In Jesus’ day, it was a really bad lot to be a leper. Even if you didn’t have full-blown leprosy, you could be deemed a leper and be outcast by society (like if you had dandruff or if your head was sunburned). Once a priest had declared someone a leper, they would be put in a colony and unable to go to synagogue, unable to marry and unable to be around their family. Lepers basically died to their old lives and were bound to new lives in abject poverty and social loneliness.
For the Jews, the only thing worse than being a leper was being a Samaritan. This “hybrid” people were hated because they were the historical result of the Assyrian invasion of Israel. As the murderous Assyrians married into Jewish families in the North, the Samaritan race was the result. This is what makes the story of the ten lepers so significant. Nine are Jewish and one is Samaritan. Jesus tells all of the men to go to Jerusalem and show themselves to the priest, but the Samaritan knows he’s not supposed to go to the temple. While he could have given up and stopped believing right then, he received the word from God and abandoned the outcome to Him. He didn’t know if he would be able to carry out Jesus’ command, but he decided to take Him at His word. He wasn’t feeling entitled to his miracle; He just wanted it enough to take a risk and believe that the Rabbi Jesus might love him and make a way for him, which indeed He did. When all ten men were healed, the Samaritan was the only one who returned to say “thank you” to Jesus. When the nine Jews were healed, they got what they expected, but when he was healed, he received a surprise. He believed against the odds with a faith that was rooted in hope, and his heart overflowed with gratitude.

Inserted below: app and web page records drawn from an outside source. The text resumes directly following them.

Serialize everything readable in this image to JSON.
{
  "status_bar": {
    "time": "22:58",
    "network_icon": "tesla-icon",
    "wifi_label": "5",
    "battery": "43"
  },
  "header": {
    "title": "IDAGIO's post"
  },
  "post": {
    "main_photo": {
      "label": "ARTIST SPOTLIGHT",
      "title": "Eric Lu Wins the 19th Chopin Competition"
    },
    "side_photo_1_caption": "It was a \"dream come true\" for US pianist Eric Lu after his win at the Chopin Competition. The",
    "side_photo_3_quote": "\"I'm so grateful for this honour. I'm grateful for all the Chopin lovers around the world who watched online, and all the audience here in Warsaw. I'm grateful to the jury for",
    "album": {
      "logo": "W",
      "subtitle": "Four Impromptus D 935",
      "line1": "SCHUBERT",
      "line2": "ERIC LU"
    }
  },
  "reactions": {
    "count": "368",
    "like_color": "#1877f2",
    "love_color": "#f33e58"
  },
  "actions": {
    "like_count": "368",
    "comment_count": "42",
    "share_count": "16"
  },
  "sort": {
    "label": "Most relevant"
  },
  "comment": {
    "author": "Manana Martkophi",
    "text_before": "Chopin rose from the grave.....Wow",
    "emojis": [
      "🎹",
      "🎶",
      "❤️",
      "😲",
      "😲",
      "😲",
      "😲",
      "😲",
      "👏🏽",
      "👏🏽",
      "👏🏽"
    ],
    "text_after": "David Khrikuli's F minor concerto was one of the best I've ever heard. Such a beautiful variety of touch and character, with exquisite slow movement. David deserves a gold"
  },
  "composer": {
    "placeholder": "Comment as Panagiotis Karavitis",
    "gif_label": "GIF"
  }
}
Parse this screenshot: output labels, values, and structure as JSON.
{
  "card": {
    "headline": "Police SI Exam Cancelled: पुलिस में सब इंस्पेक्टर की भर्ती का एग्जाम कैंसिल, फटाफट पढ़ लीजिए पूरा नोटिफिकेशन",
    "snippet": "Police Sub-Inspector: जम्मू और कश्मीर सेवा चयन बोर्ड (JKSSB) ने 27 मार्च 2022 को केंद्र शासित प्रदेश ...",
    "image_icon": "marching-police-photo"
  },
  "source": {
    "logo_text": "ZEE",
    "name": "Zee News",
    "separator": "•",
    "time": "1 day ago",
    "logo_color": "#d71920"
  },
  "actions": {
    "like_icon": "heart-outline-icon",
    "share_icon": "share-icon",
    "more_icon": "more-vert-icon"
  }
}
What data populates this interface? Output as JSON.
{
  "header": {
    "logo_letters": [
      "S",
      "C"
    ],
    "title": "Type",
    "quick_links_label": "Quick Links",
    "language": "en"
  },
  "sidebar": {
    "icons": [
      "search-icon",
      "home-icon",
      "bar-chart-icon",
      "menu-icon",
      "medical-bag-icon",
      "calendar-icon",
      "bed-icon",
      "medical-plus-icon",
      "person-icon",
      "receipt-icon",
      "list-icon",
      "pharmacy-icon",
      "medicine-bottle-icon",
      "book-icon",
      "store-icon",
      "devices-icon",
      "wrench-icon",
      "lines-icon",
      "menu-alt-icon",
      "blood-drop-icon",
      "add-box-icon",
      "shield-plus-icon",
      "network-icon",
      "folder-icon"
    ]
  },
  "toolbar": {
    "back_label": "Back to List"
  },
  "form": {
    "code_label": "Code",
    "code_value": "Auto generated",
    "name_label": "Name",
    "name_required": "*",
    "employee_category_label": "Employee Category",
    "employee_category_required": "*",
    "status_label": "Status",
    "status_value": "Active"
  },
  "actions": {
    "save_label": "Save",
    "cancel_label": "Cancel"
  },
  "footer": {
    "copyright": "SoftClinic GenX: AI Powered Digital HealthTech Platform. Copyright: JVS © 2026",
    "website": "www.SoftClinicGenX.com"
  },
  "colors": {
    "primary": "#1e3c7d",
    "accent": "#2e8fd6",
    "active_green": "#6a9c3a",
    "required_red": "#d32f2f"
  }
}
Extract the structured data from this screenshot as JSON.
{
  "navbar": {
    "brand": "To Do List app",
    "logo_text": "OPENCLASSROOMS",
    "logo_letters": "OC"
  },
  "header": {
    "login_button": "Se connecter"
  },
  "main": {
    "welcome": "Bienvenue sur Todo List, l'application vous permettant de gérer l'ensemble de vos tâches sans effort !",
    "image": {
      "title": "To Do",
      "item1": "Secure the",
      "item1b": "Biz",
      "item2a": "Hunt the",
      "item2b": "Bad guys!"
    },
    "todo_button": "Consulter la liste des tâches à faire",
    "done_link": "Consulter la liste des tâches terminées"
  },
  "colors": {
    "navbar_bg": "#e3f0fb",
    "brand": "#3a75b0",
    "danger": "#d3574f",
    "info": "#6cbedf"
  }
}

Friends, like the Samaritan, you and I can be a magnet for miracles as we live full of gratitude, abandoning our outcomes to God and thanking Him without ceasing. A grateful heart opens the floodgates of Heaven.